The band tune being played at 24'36" is Keep The Home Fires Burning composed in 1914 by Ivor Novello with words by Lena Gilbert Ford.

Goof?: At 24'45" the Martin Adams character seems to be wearing a single glove on his left hand. As he is later waving goodbye (27'48"), the glove transfers to his right hand. OK, the character could have taken a glove off and put the other on, but I rather think this is a continuity error. Additionally, he seems to be wearing a wedding band despite apparently only being Angela Barclay's boyfriend, not husband (the ring doesn't seem to be present in the morning-room scenes earlier). (Thanks to Lois A Graham for these.)

Goof: Hudson: "I am endeavouring to explain to the girl, Mrs Bridges, that her 'bit', as she puts it..." But it was Mrs Bridges who used the word "bit" and not Daisy. (38'35")

The phone number of 165 is Sloane 3082 (but see goof below).

Goof: Reader David Village writes: "I was reading about 165's phone number.

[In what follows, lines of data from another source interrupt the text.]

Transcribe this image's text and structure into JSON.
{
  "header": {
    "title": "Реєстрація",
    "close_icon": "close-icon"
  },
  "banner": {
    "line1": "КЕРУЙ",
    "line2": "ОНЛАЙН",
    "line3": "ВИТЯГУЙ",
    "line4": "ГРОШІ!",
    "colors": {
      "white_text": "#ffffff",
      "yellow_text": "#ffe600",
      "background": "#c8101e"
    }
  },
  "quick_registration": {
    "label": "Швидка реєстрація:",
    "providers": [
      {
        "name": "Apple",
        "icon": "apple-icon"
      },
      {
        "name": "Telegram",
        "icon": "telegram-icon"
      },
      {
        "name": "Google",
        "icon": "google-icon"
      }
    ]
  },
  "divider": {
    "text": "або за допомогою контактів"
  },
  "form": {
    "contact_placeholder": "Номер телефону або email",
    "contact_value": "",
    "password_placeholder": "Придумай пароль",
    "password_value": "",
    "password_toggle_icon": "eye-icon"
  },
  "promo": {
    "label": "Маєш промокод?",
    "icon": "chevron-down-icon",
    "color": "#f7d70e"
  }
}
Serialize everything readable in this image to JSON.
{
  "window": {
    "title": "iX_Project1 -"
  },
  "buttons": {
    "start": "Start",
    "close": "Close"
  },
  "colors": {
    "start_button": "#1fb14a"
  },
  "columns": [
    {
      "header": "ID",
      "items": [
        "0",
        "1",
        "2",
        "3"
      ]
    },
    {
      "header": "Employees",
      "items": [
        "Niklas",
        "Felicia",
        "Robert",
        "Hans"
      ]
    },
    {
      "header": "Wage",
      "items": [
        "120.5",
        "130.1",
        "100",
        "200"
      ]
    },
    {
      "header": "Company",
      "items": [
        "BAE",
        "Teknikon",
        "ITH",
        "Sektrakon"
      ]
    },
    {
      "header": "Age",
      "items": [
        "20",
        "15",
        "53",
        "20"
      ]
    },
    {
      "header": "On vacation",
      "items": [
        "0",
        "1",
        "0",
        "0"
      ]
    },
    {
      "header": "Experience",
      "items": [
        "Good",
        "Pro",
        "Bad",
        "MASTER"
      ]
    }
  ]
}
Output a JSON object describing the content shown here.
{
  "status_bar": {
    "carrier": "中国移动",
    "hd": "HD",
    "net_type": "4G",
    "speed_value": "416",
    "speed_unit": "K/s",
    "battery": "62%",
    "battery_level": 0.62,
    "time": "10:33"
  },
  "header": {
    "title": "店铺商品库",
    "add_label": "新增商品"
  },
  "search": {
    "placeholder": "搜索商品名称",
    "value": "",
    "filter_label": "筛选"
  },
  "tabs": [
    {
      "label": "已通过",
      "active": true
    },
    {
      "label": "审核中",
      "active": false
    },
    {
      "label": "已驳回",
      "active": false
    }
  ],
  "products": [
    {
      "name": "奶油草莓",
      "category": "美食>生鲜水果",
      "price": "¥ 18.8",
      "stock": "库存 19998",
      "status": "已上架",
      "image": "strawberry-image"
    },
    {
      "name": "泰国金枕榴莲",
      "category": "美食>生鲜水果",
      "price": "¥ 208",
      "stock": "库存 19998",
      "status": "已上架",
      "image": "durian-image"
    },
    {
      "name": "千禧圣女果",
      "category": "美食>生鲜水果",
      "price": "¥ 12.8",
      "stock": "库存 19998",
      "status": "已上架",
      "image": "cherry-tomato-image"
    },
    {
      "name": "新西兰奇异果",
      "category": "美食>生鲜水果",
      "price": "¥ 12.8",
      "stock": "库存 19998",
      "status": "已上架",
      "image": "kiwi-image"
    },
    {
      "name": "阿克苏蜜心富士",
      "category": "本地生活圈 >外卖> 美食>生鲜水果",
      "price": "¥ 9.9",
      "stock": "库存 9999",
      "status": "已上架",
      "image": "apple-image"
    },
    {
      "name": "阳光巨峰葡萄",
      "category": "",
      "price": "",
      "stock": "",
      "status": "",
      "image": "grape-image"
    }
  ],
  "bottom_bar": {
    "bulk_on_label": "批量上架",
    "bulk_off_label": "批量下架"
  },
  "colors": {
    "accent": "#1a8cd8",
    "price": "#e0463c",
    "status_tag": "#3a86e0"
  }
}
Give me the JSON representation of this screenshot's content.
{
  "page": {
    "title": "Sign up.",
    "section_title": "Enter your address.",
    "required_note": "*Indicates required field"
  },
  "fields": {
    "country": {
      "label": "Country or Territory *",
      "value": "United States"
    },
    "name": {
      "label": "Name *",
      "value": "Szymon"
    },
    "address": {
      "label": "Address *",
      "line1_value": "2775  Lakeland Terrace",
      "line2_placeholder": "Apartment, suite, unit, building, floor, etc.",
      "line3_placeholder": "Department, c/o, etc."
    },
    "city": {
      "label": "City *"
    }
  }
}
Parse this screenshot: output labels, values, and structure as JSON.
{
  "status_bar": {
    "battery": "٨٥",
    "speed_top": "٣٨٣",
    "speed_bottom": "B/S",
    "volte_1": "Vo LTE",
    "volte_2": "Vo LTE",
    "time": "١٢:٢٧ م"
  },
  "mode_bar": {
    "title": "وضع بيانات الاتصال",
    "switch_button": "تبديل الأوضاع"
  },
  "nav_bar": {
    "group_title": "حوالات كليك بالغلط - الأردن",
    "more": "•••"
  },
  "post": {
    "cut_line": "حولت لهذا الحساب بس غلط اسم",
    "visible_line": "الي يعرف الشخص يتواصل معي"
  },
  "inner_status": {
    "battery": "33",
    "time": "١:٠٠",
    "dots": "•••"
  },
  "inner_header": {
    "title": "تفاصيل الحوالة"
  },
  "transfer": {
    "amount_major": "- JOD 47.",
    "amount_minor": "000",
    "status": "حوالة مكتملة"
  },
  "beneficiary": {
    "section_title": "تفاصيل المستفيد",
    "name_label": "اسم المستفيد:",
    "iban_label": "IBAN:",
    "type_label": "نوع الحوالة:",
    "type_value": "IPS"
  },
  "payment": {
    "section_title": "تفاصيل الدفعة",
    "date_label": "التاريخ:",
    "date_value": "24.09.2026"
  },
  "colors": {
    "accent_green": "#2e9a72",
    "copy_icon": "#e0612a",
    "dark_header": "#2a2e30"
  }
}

You might be interested to know that London's Sloane telephone exchange didn't actually open until 1925. I wonder if they actually looked into it, or just hoped that years later some retired GPO telephone operator wouldn't spot it!"

(Due to industrial action, no TV Times published this week.)